Boris Johnson was never likely to fire a member of his cabinet over an alleged affair.
This afternoon Downing Street is busy trying to shut down the Controversy over Matt Hancock and specifies that they consider the matter closed.
But there are many reasons to believe that this problem will not go away so easily.
Angel number 10 knows the damage that can be done by stories that remind the public that there can be one set of rules and assumptions politicians keep – and one for everyone.
Dominique cummingsBarnard Castle’s trip preceded a drop in Conservative poll scores last May.
Mr Johnson is believed to have regretted not sacking his senior aide at the time rather than taking the damage done to the government by defending him.
Could this cycle repeat itself?
As Secretary of Health, Mr Hancock promulgated the regulations he is accused of having broken.
It doesn’t help that everyone is being asked to judge whether the kiss in The Sun was a “reasonably necessary” exception to the ban on indoor contact, the legal test provided for by the regulations.
It also doesn’t help that Mr Hancock was memorably quick to judge Professor Neil Ferguson when the then-Sage scientist was found visiting his lover, and he later resigned.
An instant poll from YouGov found that 49% wanted him to quit and 25% the rest.
Angel number 10 will also be worried about known unknowns.
The Sun, which produced the extraordinary snatch photos of Mr Hancock in an embrace with his college friend, says the health secretary was carrying out a “secret affair.”
That’s not what the pictures show, and it’s unclear what made the newspaper confidently state this on its front page – and what else will come out of it.
Some officials believe the footage was taken from a newly constructed high-rise building overlooking the Ministry of Health.
How long have there been people to take pictures?
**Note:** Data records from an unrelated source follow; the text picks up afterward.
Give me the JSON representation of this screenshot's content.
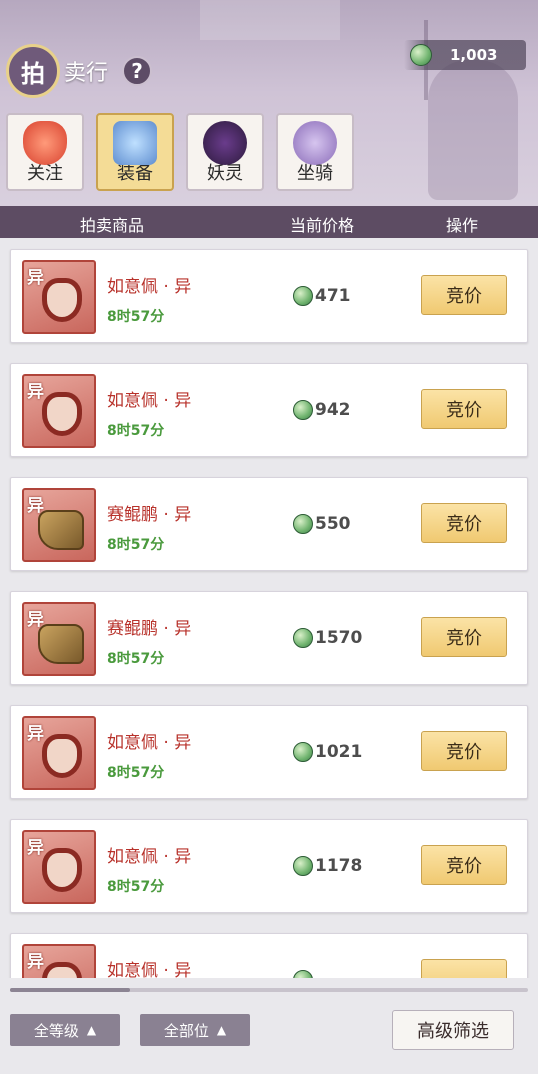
{
  "header": {
    "title_badge": "拍",
    "title_rest": "卖行",
    "help_icon": "?",
    "currency_icon": "jade-coin-icon",
    "currency_amount": "1,003"
  },
  "tabs": [
    {
      "label": "关注",
      "icon": "heart-icon",
      "active": false
    },
    {
      "label": "装备",
      "icon": "armor-icon",
      "active": true
    },
    {
      "label": "妖灵",
      "icon": "spirit-icon",
      "active": false
    },
    {
      "label": "坐骑",
      "icon": "mount-icon",
      "active": false
    }
  ],
  "columns": {
    "item": "拍卖商品",
    "price": "当前价格",
    "action": "操作"
  },
  "items": [
    {
      "tag": "异",
      "name": "如意佩 · 异",
      "time": "8时57分",
      "price": "471",
      "button": "竞价",
      "icon": "pendant-icon"
    },
    {
      "tag": "异",
      "name": "如意佩 · 异",
      "time": "8时57分",
      "price": "942",
      "button": "竞价",
      "icon": "pendant-icon"
    },
    {
      "tag": "异",
      "name": "赛鲲鹏 · 异",
      "time": "8时57分",
      "price": "550",
      "button": "竞价",
      "icon": "boots-icon"
    },
    {
      "tag": "异",
      "name": "赛鲲鹏 · 异",
      "time": "8时57分",
      "price": "1570",
      "button": "竞价",
      "icon": "boots-icon"
    },
    {
      "tag": "异",
      "name": "如意佩 · 异",
      "time": "8时57分",
      "price": "1021",
      "button": "竞价",
      "icon": "pendant-icon"
    },
    {
      "tag": "异",
      "name": "如意佩 · 异",
      "time": "8时57分",
      "price": "1178",
      "button": "竞价",
      "icon": "pendant-icon"
    },
    {
      "tag": "异",
      "name": "如意佩 · 异",
      "time": "",
      "price": "",
      "button": "",
      "icon": "pendant-icon"
    }
  ],
  "bottom": {
    "level_filter": "全等级",
    "slot_filter": "全部位",
    "advanced_filter": "高级筛选"
  },
  "colors": {
    "accent_purple": "#5d4c63",
    "bid_button": "#f4d68b",
    "item_name": "#b8322b",
    "time_green": "#4a9a3d"
  }
}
Why was there a six-week gap between May 6, when the photo was taken, and its publication today?
The uncertainty surrounding these issues will not be pleasant for Whitehall.
Third, there is the question of whether there is yet another conflict of interest. Just a few weeks ago Mr Hancock was found guilty of breaking the ministerial code because he had shares in his sister’s company which was an approved NHS supplier he should have declared.
In this case, Mr Hancock is accused of obtaining a salaried position as a non-executive director for one of his oldest friends with whom he had some form of relationship.
Could Gina Coladangelo have benefited as a lobbyist from the connection?
The health ministry says the appointment was made in the “usual way” and “followed the correct procedure”.
But that will now open the door to a refocus on Mr Hancock, appointments and contracts.
Even Mr Hancock’s friends believe Downing Street’s attempts to end this problem may not work.
He was already under pressure from Mr Cummings’ attacks and Mr Johnson has already spent political capital defending him in order to deny his former aide a scalp.
The Health Secretary issued a statement apologizing and pleading for his family’s confidentiality.
Mr Hancock’s family and Ms Coladangelo’s family were considered close friends, so the price that will be paid on a personal level is likely to be high.
Will he even want to stay in his job?